Of course there is a way to break the impasse. But it all boils down to whether the parties want to get rid of it, and how. Following are some suggestions:
1. Rebuild minimum strategic mutual confidence, i.e. acknowledging differences in strategic orientations and various disagreements. Forsake the vicious strategic competition of zero-sum games, and seek space and time for cooperation through dialogue and negotiation.
2. Carry out serious pragmatic dialogue and negotiation based on mutual respect. Collaborate in selected areas of common concern, such as climate change, cybersecurity and pandemic control. And take confidence-building steps through cooperation, paving way for rebuilding strategic mutual trust.
3. Mutual respect means first that both countries see the other side without prejudice. They respect the other’s development paths, political, economic and cultural choices and institutional arrangements, and respect each other’s core interests, national dignity and development rights. Disagreements are nothing unusual, and the crux is to discuss solutions on equal footing.
4. China and India should both proceed from the basic judgment that says development opportunities do not constitute threats. They should correctly analyze each other’s purposes with a positive, open and inclusive mindset, and respect and take care of each other’s core interests and significant concerns.

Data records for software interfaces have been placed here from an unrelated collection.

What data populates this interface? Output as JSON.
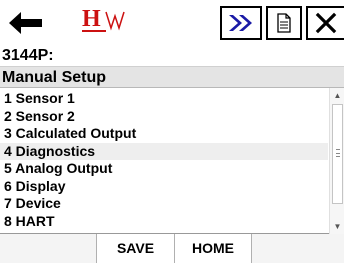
{
  "header": {
    "logo_text": "HW",
    "device_title": "3144P:",
    "menu_title": "Manual Setup"
  },
  "menu": {
    "selected_index": 3,
    "items": [
      {
        "label": "1 Sensor 1"
      },
      {
        "label": "2 Sensor 2"
      },
      {
        "label": "3 Calculated Output"
      },
      {
        "label": "4 Diagnostics"
      },
      {
        "label": "5 Analog Output"
      },
      {
        "label": "6 Display"
      },
      {
        "label": "7 Device"
      },
      {
        "label": "8 HART"
      }
    ]
  },
  "footer": {
    "save_label": "SAVE",
    "home_label": "HOME"
  },
  "colors": {
    "logo_red": "#cc1111",
    "forward_blue": "#1a1aa6"
  },
  "icons": {
    "back": "back-arrow-icon",
    "forward": "double-chevron-right-icon",
    "document": "document-icon",
    "close": "close-icon"
  }
}
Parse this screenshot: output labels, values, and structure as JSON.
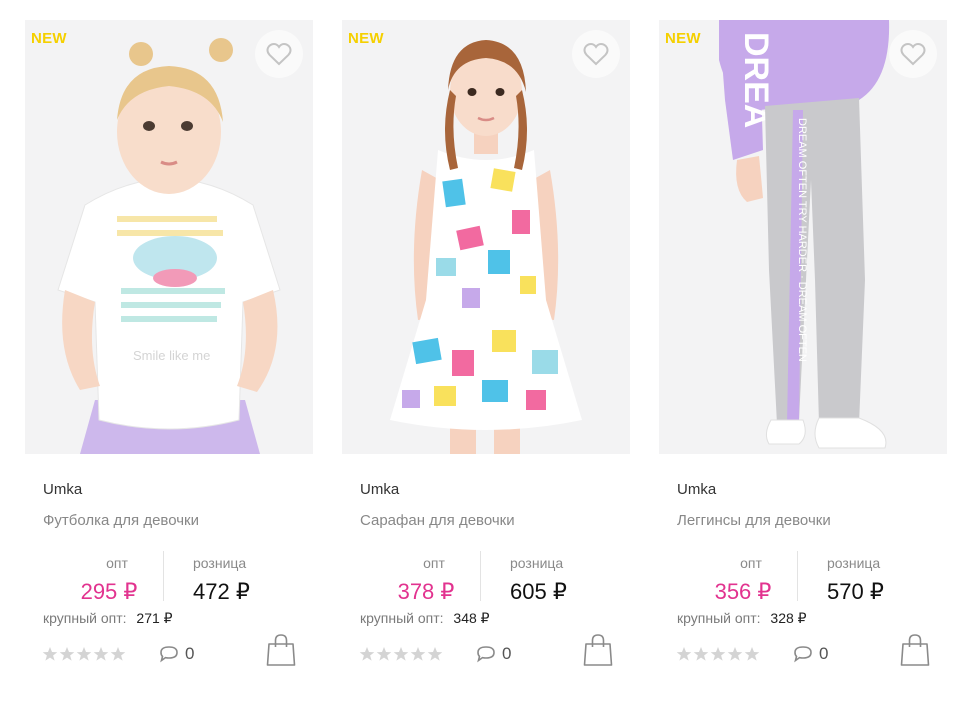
{
  "products": [
    {
      "badge": "NEW",
      "brand": "Umka",
      "name": "Футболка для девочки",
      "opt_label": "опт",
      "opt_price": "295 ₽",
      "retail_label": "розница",
      "retail_price": "472 ₽",
      "bulk_label": "крупный опт:",
      "bulk_price": "271 ₽",
      "rating": 0,
      "comments": "0",
      "image": "toddler-girl-white-tshirt-photo"
    },
    {
      "badge": "NEW",
      "brand": "Umka",
      "name": "Сарафан для девочки",
      "opt_label": "опт",
      "opt_price": "378 ₽",
      "retail_label": "розница",
      "retail_price": "605 ₽",
      "bulk_label": "крупный опт:",
      "bulk_price": "348 ₽",
      "rating": 0,
      "comments": "0",
      "image": "girl-colorful-sundress-photo"
    },
    {
      "badge": "NEW",
      "brand": "Umka",
      "name": "Леггинсы для девочки",
      "opt_label": "опт",
      "opt_price": "356 ₽",
      "retail_label": "розница",
      "retail_price": "570 ₽",
      "bulk_label": "крупный опт:",
      "bulk_price": "328 ₽",
      "rating": 0,
      "comments": "0",
      "image": "grey-leggings-lilac-hoodie-photo"
    }
  ],
  "colors": {
    "badge": "#f5d000",
    "opt_price": "#e2338f",
    "retail_price": "#111111",
    "muted": "#8a8a8a",
    "star_empty": "#d4d4d4"
  },
  "icons": {
    "favorite": "heart-outline-icon",
    "comments": "speech-bubble-icon",
    "cart": "shopping-bag-icon",
    "rating": "star-icon"
  }
}
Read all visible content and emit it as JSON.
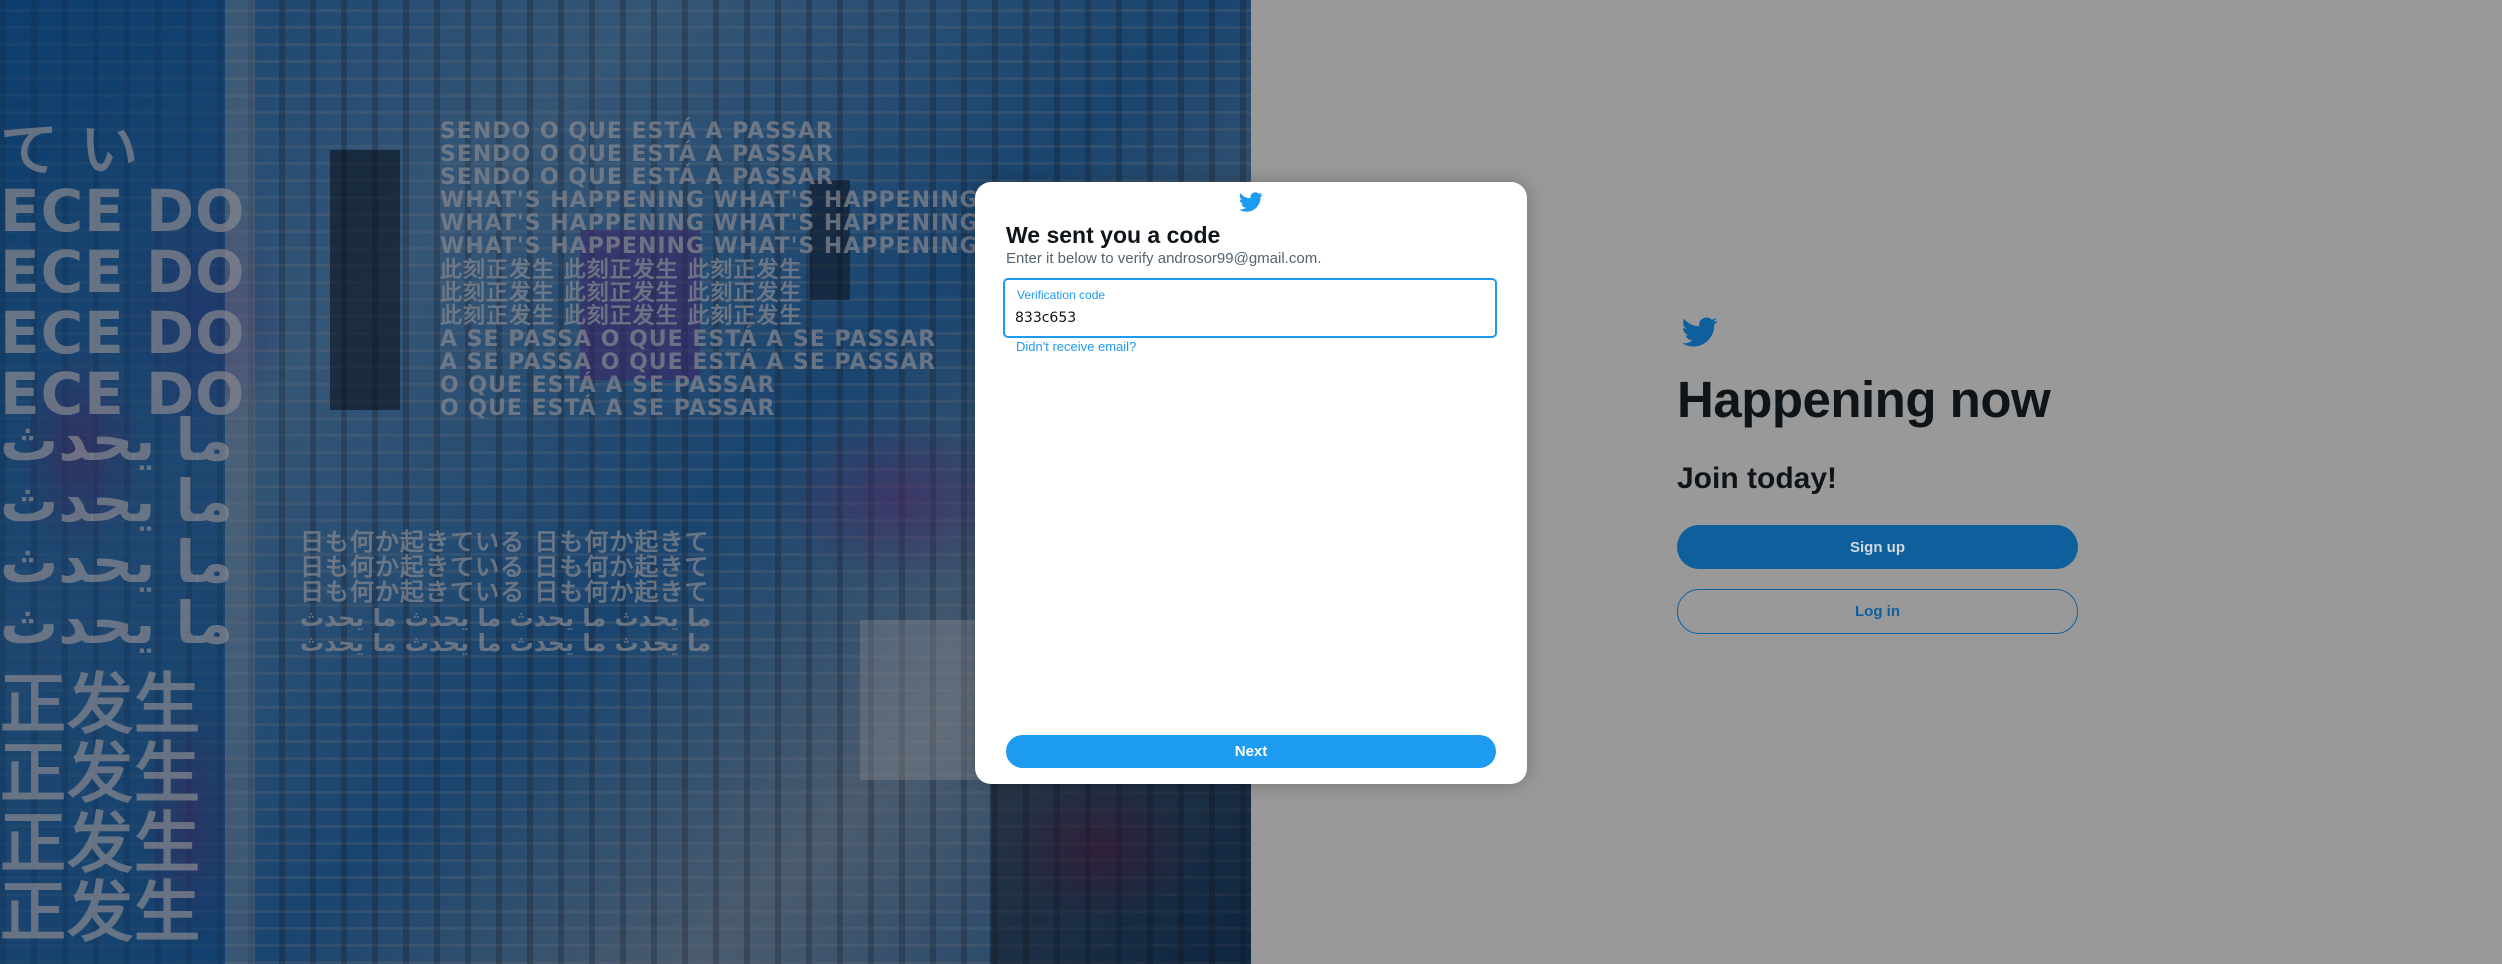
{
  "colors": {
    "brand_blue": "#1d9bf0",
    "dim_blue": "#0f5f9c",
    "backdrop": "#999999",
    "text_primary": "#0f1419",
    "text_secondary": "#536471"
  },
  "hero": {
    "icon": "twitter-hero-art"
  },
  "landing": {
    "logo_icon": "twitter-bird-icon",
    "headline": "Happening now",
    "join": "Join today!",
    "signup_label": "Sign up",
    "login_label": "Log in"
  },
  "modal": {
    "logo_icon": "twitter-bird-icon",
    "title": "We sent you a code",
    "subtitle": "Enter it below to verify androsor99@gmail.com.",
    "field": {
      "label": "Verification code",
      "value": "833c653"
    },
    "resend_link": "Didn't receive email?",
    "next_label": "Next"
  }
}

5. China, the U.S. and India should all see competition from an objective, pragmatic perspective. Competition is undeniable between China and the U.S. and between China and India: It’s the normal state of international relations. The key is that in bilateral ties they should strive to guarantee that such competitive relations are benign, not malicious. Benign competition is good for all parties, as well as the world’s development and progress. Malicious competition by contrast will only result in mutual harm and damage the interests of the international community. Cooperation is indispensable between major countries like China and the U.S., and both parties should work hard to prevent the zero-sum game scenario.
Finally, no matter how China-U.S. relations deteriorate, it is always necessary to enhance dialogue and timely communication. Since the Biden inauguration, the two countries’ leaders have talked over the phone, fittingly on Chinese New Year’s Eve. Then a high-level meeting was held in Alaska, followed by talks between trade representatives. All these are good things to do. Only when the two sides correctly understand each other’s needs and intentions can they avoid confrontation and remain open to opportunities for collaboration.
The same is true in China-India relations. Because of the dual impacts of the political environment and the pandemic, bilateral exchanges from governmental to nongovernmental, from economic and trade to people-to-people, have been severely frustrated, and so an imperative exists for restoring dialogue and communication. Considering that border spats may fuse nationalist feelings at any time in both countries, both governments should adhere to the bottom line of “no derailment, no confrontation, no loss of control,” and position border disputes properly in the bilateral relationship instead of considering the matter as the whole picture. This will create a political environment conducive to restoring communication and dialogue.
Only inclusiveness can facilitate coexistence. Only when countries collaborate can they win together. Only openness can promote development. And prosperity is likely only in peace. Only with real mutual respect and closer engagement and communication can the China-U.S. and China-India relationships ease and improve, and their development proceed steadily and far.